[Start of Attachment]

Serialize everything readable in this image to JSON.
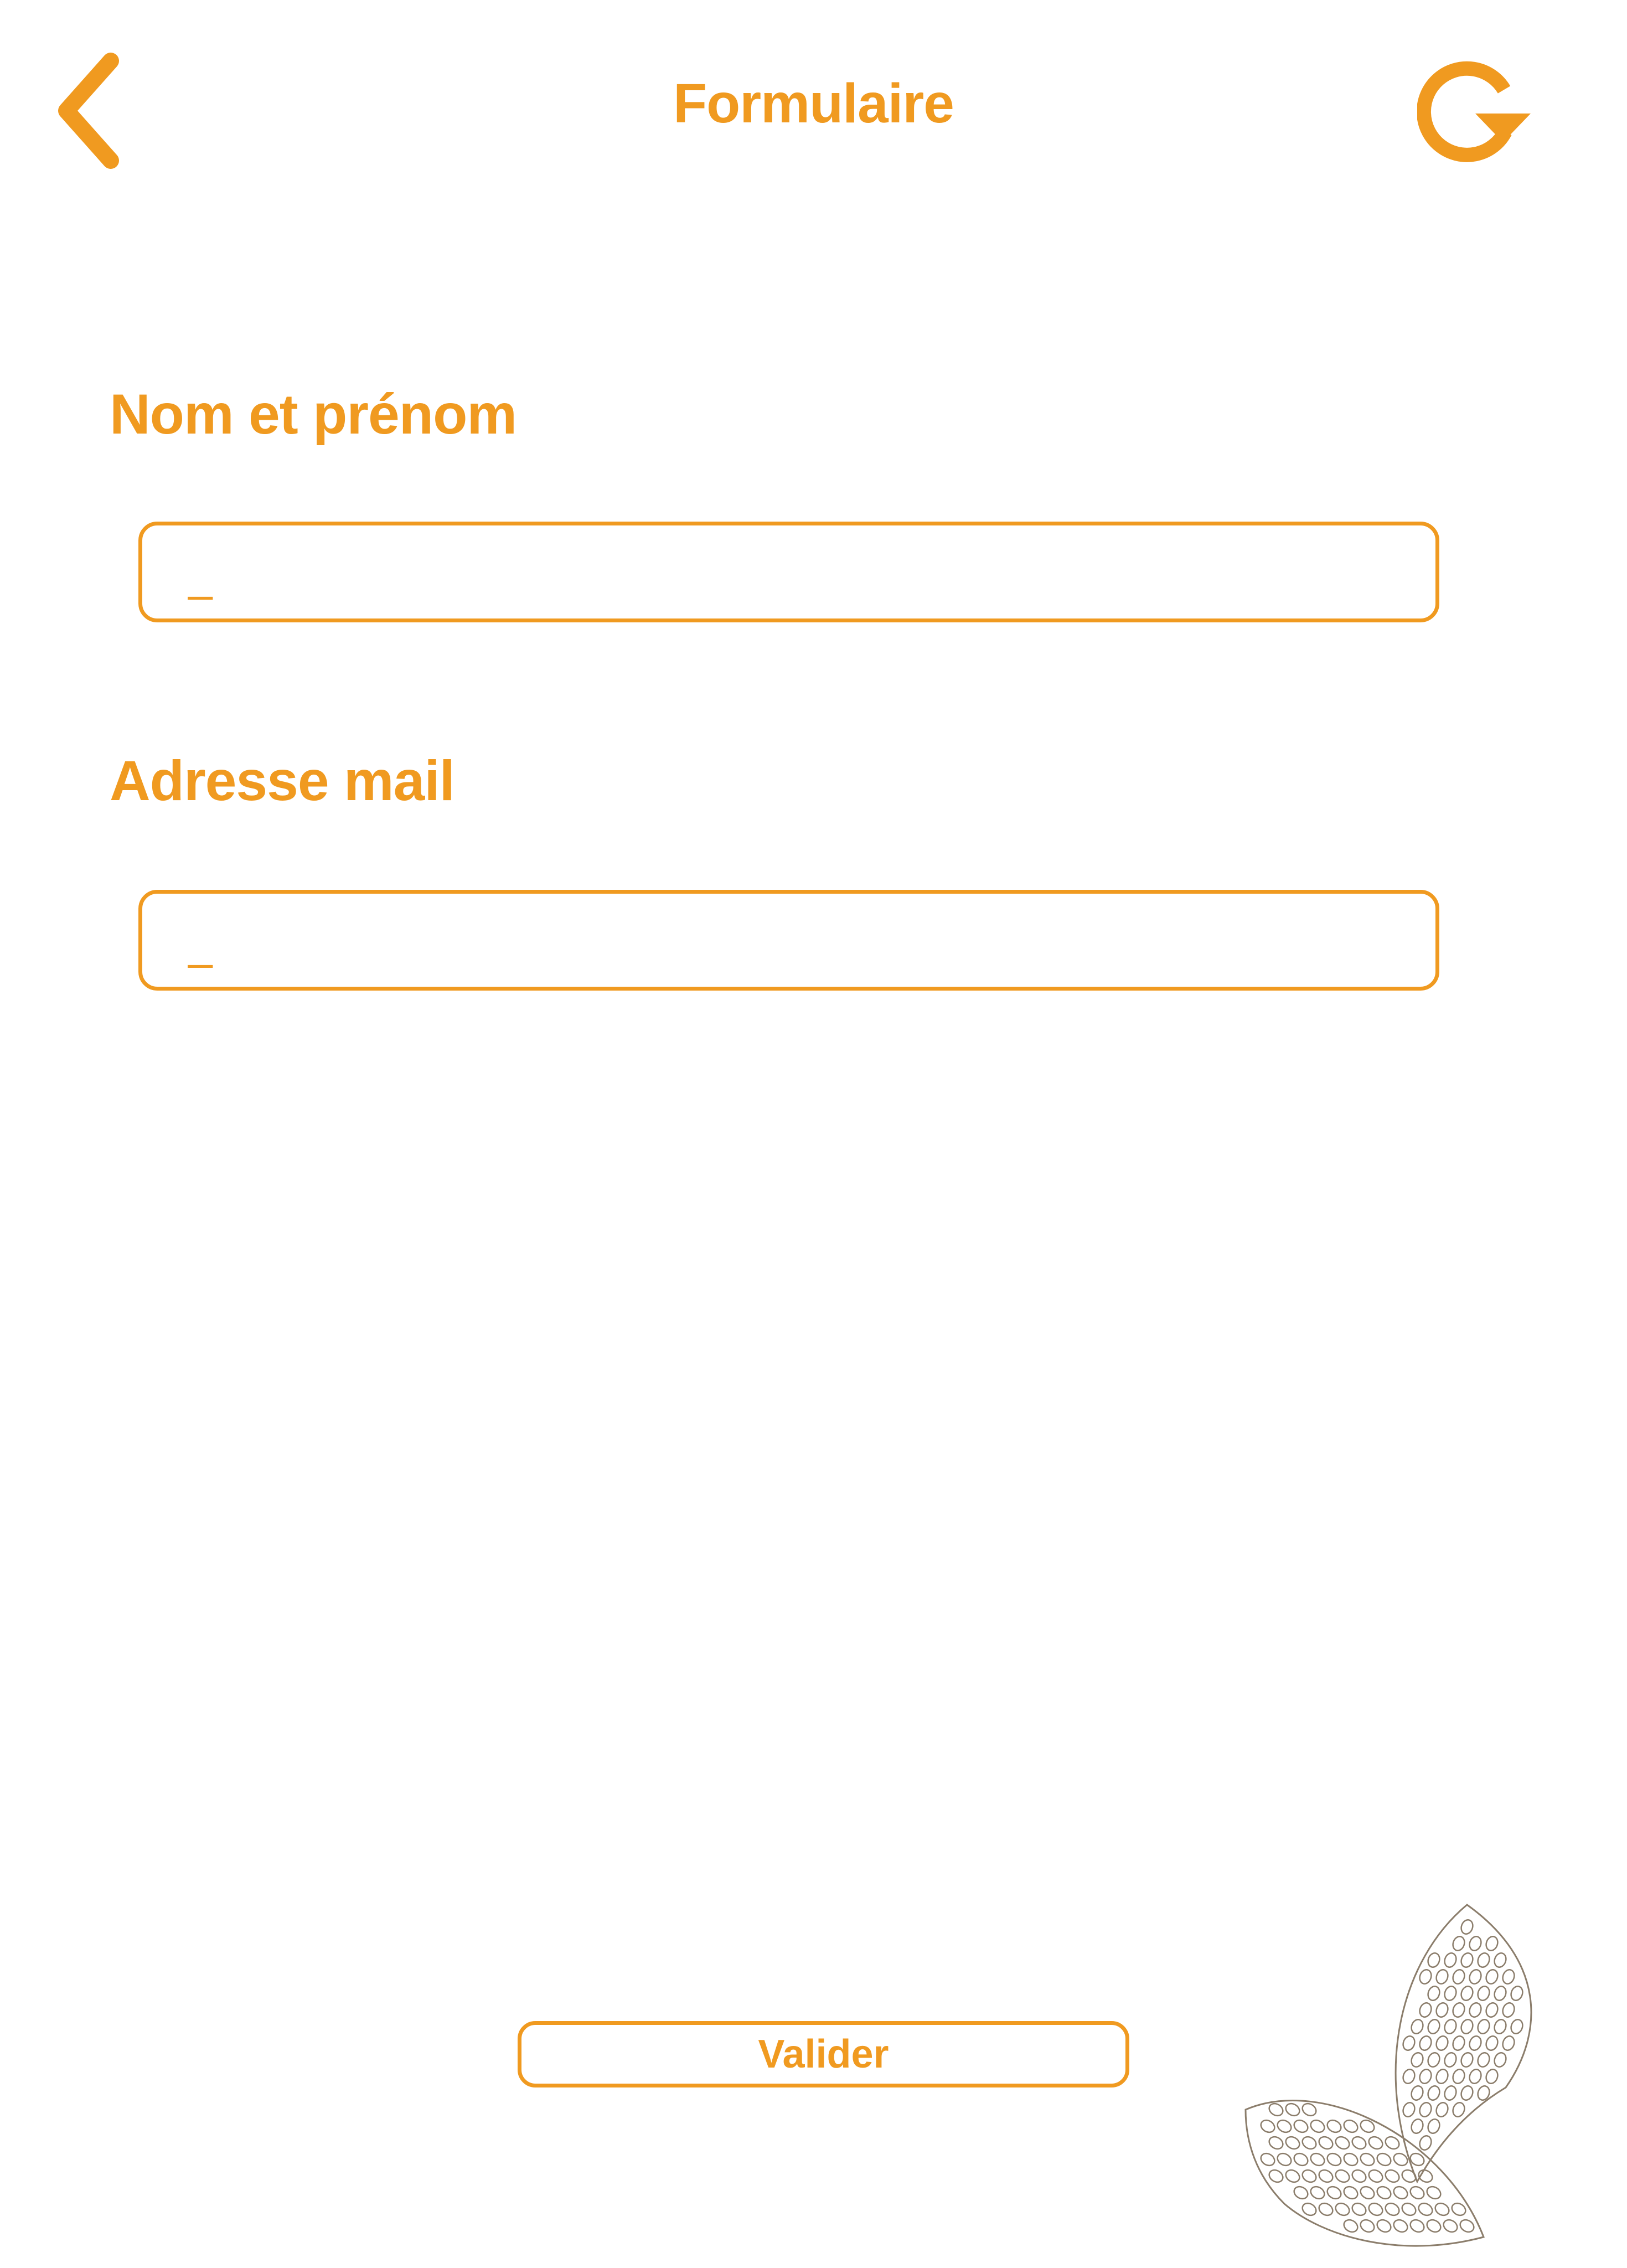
{
  "header": {
    "title": "Formulaire",
    "back_icon": "chevron-left-icon",
    "refresh_icon": "refresh-icon"
  },
  "form": {
    "name_label": "Nom et prénom",
    "name_placeholder": "_",
    "mail_label": "Adresse mail",
    "mail_placeholder": "_",
    "submit_label": "Valider"
  },
  "colors": {
    "accent": "#F09A20",
    "decoration": "#8B7D6B",
    "background": "#FFFFFF"
  },
  "decoration_icon": "cocoa-beans-icon"
}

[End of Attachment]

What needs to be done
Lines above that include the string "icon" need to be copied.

Answer space
    "back_icon": "chevron-left-icon",
    "refresh_icon": "refresh-icon"
  "decoration_icon": "cocoa-beans-icon"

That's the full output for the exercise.